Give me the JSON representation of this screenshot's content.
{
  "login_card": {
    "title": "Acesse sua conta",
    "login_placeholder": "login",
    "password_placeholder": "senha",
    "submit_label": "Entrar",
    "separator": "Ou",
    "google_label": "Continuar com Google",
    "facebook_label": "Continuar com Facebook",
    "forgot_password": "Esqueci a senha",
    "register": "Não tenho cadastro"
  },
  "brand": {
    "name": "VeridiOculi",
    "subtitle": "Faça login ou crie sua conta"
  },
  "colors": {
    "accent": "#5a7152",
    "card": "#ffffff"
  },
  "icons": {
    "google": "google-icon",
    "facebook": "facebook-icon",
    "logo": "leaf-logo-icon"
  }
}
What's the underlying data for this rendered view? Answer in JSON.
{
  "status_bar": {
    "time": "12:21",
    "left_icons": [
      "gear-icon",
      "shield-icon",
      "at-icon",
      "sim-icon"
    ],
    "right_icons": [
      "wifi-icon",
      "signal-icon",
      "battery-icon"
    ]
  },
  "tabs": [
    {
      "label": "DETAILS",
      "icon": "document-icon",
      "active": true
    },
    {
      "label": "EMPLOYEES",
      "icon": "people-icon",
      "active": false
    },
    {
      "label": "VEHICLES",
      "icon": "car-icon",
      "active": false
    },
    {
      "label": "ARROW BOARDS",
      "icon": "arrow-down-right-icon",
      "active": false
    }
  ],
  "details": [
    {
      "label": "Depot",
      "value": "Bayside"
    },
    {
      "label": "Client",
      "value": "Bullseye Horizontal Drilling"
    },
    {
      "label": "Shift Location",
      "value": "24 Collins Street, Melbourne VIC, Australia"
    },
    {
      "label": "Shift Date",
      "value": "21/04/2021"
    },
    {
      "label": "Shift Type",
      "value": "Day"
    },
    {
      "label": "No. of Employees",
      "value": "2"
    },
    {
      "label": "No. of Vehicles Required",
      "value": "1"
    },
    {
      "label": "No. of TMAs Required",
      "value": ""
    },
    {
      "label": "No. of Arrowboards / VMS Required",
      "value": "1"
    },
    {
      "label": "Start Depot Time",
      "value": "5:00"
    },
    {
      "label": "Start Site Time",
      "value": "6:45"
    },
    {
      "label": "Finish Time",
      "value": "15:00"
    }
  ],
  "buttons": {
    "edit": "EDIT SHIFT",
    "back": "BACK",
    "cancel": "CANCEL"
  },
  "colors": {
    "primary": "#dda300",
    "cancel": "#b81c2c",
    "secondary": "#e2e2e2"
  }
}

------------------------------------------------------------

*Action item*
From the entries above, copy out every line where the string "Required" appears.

*Reply*
      "label": "No. of Vehicles Required",
      "label": "No. of TMAs Required",
      "label": "No. of Arrowboards / VMS Required",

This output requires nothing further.